It’s easy to get lost and lose your perspective when wandering the halls of The Venetian high-end audio suites during International CES. I mean, behind every door is another stratospherically priced, mid-six-figure audio system where just the cabling alone costs more than most people’s entire AV systems. You hear talk of all of these rarefied driver and cabinet materials, audiophile micro-attention to detail, and ultra-resolution and micro-dynamics, and after a few demos, you start losing your touch on reality.
That’s why I took two visits to GoldenEar Technology’s demo suite. The first was to experience the new Triton One loudspeakers on my first day of the show before I had listened to any other demos, and the second was on my last day of the show, after I had listened to dozens.
Something GoldenEar’s founder and industry legend, Sandy Gross, said during my first listening session really resonated with me and I wanted to put it to the test. Sandy said that the Triton Ones were designed to stand next to the $50,000 super speakers found at the show.
On my first listen, I was certainly impressed with the Triton One’s sound quality. My listening notes have the phrases, “Deep, tight bass,” “musicians just float in space, perfectly positioned in their locations on stage,” “even at less than reference volume audio is rich and detailed and holding balance and depth,” and “effortless, airy, open, easy.”
Impressive for sure, but, come on, Sandy. You don’t really expect a $5,000 pair of speakers to compete on the same level as models costing 10-times as much, right? That’s why I returned to GoldenEar’s suite after hearing multiple speaker systems in that 10-times (and more) multiple to give the Tritons a second listen.

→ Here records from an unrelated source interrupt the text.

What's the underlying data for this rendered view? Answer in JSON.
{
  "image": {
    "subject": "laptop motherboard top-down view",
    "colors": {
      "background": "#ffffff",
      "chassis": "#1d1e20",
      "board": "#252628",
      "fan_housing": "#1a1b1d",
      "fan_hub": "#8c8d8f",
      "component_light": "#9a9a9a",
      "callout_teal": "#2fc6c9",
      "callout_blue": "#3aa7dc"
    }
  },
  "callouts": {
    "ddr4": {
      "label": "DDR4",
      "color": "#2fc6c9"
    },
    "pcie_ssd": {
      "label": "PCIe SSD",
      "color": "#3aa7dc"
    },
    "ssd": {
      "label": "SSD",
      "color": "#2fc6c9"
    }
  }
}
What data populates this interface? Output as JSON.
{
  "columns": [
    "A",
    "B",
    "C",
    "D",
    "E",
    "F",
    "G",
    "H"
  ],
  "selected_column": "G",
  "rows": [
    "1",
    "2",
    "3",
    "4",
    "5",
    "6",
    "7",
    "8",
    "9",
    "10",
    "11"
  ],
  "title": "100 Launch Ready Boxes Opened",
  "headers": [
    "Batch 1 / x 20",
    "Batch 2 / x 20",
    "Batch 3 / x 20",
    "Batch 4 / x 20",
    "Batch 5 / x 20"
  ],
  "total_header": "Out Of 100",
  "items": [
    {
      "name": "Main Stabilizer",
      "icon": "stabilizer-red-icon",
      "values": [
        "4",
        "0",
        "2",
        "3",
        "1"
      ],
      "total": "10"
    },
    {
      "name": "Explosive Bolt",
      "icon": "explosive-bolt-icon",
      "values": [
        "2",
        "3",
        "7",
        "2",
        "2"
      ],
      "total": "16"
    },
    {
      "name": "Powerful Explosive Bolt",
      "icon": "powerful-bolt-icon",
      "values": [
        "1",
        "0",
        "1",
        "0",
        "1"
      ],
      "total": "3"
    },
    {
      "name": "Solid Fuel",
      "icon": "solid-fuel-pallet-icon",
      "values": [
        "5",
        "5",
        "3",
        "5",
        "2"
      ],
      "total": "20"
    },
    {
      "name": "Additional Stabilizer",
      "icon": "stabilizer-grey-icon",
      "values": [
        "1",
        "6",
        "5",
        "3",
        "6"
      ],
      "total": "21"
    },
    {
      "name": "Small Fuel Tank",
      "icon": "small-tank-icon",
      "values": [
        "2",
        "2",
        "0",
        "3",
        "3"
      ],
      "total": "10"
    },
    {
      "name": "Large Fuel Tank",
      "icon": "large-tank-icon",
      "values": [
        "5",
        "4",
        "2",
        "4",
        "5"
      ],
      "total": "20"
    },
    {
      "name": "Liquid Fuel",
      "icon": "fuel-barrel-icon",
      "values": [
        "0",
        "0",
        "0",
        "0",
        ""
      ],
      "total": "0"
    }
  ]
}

After spending some more time listening, I have to agree that Sandy has created a speaker that defies its price point and certainly stands alongside those super speakers. The Ones create just a huge wall of sound that is immense and impressive, but also detailed and accurate and easy and non-fatiguing to listen to. Each note is identifiable and precise, and localizable in the acoustic space.
The high-velocity folded ribbon (HVFR) tweeter produces sound that just floats weightless in space, with an effortless, breathy quality that is so easy to listen to. There was one track with a maraca shaking, and I felt like I could not only hear the individual beads rattling but also could hear them singularly settling within the shaker. Female vocals are especially delightful, as they just breathe into the room.
While the bass might not have had the same low-end wallop as some of the other audiophile, “mega speakers,” there is certainly plenty of it. The large bass notes from “Fanfare for the Common Man” had that infrasonic depth and pressure the movement demands, while still maintaining tightness and detail that a high-end speaker must deliver. Any possible loss of overall volume is more than made up for the lack of bloat.
The Triton One features a huge array of drivers, including three 5×9-inch long-throw quadratic sub-bass drivers coupled to four 7×10-inch planar infrasonic radiators, two 5.25-inch cask-basket mid/bass drivers and one HFVR tweeter.
While one could split hairs as to whether the Triton One’s sound as good as a $20,000, $40,000, or even $60,000 pair of loudspeakers, they could also just go and buy them for under $5,000 and be very happy indeed. The speakers sound so good, I asked Sandy if maybe these were to be his swan song and he laughed and said, “Oh no. Definitely not.” I’m not sure how he could possibly outdo himself with these, but I definitely look forward to hearing whatever comes next.
John Sciacca is principal of Custom Theater and Audio in Myrtle Beach, SC.